- **Instructions for the task**
Without changing a character, output all of the records.

[Website and app data records]
● ● ●

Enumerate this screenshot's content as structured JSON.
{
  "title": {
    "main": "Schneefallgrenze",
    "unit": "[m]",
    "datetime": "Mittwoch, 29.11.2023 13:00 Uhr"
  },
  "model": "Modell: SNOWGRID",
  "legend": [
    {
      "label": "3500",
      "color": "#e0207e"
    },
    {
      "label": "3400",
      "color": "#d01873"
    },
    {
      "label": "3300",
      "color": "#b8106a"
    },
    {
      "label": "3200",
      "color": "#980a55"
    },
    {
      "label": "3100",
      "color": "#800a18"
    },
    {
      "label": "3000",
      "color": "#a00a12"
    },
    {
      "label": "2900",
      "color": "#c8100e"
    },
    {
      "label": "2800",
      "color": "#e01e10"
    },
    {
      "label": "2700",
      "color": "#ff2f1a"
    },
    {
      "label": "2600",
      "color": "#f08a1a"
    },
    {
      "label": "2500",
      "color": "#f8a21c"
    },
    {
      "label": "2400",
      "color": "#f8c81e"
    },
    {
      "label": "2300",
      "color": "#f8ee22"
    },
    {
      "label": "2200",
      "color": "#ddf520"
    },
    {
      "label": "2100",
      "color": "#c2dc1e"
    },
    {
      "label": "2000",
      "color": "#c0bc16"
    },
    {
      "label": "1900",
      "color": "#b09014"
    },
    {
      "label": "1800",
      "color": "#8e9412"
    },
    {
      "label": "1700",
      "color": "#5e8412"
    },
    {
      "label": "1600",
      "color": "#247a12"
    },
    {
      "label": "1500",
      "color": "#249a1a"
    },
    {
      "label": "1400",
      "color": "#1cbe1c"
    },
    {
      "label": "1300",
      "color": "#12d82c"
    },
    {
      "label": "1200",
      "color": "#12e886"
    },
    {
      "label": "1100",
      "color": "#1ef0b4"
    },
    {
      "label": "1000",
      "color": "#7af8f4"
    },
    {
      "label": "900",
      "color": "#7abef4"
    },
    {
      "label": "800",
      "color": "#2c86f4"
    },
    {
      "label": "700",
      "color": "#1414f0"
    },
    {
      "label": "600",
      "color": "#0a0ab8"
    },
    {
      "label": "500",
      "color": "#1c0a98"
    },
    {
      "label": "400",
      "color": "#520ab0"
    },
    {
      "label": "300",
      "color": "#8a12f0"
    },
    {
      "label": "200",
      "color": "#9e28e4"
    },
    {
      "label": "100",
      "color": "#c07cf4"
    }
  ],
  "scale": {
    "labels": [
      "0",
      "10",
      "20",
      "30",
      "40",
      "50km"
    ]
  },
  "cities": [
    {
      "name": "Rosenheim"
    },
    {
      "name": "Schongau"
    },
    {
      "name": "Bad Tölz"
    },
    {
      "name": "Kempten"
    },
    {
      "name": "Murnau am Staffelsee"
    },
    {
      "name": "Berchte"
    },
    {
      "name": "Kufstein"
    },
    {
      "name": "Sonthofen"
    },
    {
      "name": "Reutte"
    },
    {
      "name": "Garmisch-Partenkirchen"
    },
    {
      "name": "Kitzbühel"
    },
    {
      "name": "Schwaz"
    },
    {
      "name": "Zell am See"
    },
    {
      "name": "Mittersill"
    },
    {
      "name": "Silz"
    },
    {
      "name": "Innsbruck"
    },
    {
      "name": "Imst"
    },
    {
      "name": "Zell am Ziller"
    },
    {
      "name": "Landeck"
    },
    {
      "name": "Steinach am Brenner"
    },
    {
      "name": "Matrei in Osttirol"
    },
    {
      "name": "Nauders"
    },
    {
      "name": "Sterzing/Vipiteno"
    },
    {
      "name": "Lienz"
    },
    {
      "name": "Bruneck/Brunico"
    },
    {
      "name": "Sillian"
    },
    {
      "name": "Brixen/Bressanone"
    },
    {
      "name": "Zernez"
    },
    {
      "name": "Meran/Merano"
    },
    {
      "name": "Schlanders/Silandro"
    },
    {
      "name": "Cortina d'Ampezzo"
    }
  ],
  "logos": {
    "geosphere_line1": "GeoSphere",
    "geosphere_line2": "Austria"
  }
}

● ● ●

- **Exercise result**
Enumerate this screenshot's content as structured JSON.
{
  "title": {
    "main": "Schneefallgrenze",
    "unit": "[m]",
    "datetime": "Mittwoch, 29.11.2023 13:00 Uhr"
  },
  "model": "Modell: SNOWGRID",
  "legend": [
    {
      "label": "3500",
      "color": "#e0207e"
    },
    {
      "label": "3400",
      "color": "#d01873"
    },
    {
      "label": "3300",
      "color": "#b8106a"
    },
    {
      "label": "3200",
      "color": "#980a55"
    },
    {
      "label": "3100",
      "color": "#800a18"
    },
    {
      "label": "3000",
      "color": "#a00a12"
    },
    {
      "label": "2900",
      "color": "#c8100e"
    },
    {
      "label": "2800",
      "color": "#e01e10"
    },
    {
      "label": "2700",
      "color": "#ff2f1a"
    },
    {
      "label": "2600",
      "color": "#f08a1a"
    },
    {
      "label": "2500",
      "color": "#f8a21c"
    },
    {
      "label": "2400",
      "color": "#f8c81e"
    },
    {
      "label": "2300",
      "color": "#f8ee22"
    },
    {
      "label": "2200",
      "color": "#ddf520"
    },
    {
      "label": "2100",
      "color": "#c2dc1e"
    },
    {
      "label": "2000",
      "color": "#c0bc16"
    },
    {
      "label": "1900",
      "color": "#b09014"
    },
    {
      "label": "1800",
      "color": "#8e9412"
    },
    {
      "label": "1700",
      "color": "#5e8412"
    },
    {
      "label": "1600",
      "color": "#247a12"
    },
    {
      "label": "1500",
      "color": "#249a1a"
    },
    {
      "label": "1400",
      "color": "#1cbe1c"
    },
    {
      "label": "1300",
      "color": "#12d82c"
    },
    {
      "label": "1200",
      "color": "#12e886"
    },
    {
      "label": "1100",
      "color": "#1ef0b4"
    },
    {
      "label": "1000",
      "color": "#7af8f4"
    },
    {
      "label": "900",
      "color": "#7abef4"
    },
    {
      "label": "800",
      "color": "#2c86f4"
    },
    {
      "label": "700",
      "color": "#1414f0"
    },
    {
      "label": "600",
      "color": "#0a0ab8"
    },
    {
      "label": "500",
      "color": "#1c0a98"
    },
    {
      "label": "400",
      "color": "#520ab0"
    },
    {
      "label": "300",
      "color": "#8a12f0"
    },
    {
      "label": "200",
      "color": "#9e28e4"
    },
    {
      "label": "100",
      "color": "#c07cf4"
    }
  ],
  "scale": {
    "labels": [
      "0",
      "10",
      "20",
      "30",
      "40",
      "50km"
    ]
  },
  "cities": [
    {
      "name": "Rosenheim"
    },
    {
      "name": "Schongau"
    },
    {
      "name": "Bad Tölz"
    },
    {
      "name": "Kempten"
    },
    {
      "name": "Murnau am Staffelsee"
    },
    {
      "name": "Berchte"
    },
    {
      "name": "Kufstein"
    },
    {
      "name": "Sonthofen"
    },
    {
      "name": "Reutte"
    },
    {
      "name": "Garmisch-Partenkirchen"
    },
    {
      "name": "Kitzbühel"
    },
    {
      "name": "Schwaz"
    },
    {
      "name": "Zell am See"
    },
    {
      "name": "Mittersill"
    },
    {
      "name": "Silz"
    },
    {
      "name": "Innsbruck"
    },
    {
      "name": "Imst"
    },
    {
      "name": "Zell am Ziller"
    },
    {
      "name": "Landeck"
    },
    {
      "name": "Steinach am Brenner"
    },
    {
      "name": "Matrei in Osttirol"
    },
    {
      "name": "Nauders"
    },
    {
      "name": "Sterzing/Vipiteno"
    },
    {
      "name": "Lienz"
    },
    {
      "name": "Bruneck/Brunico"
    },
    {
      "name": "Sillian"
    },
    {
      "name": "Brixen/Bressanone"
    },
    {
      "name": "Zernez"
    },
    {
      "name": "Meran/Merano"
    },
    {
      "name": "Schlanders/Silandro"
    },
    {
      "name": "Cortina d'Ampezzo"
    }
  ],
  "logos": {
    "geosphere_line1": "GeoSphere",
    "geosphere_line2": "Austria"
  }
}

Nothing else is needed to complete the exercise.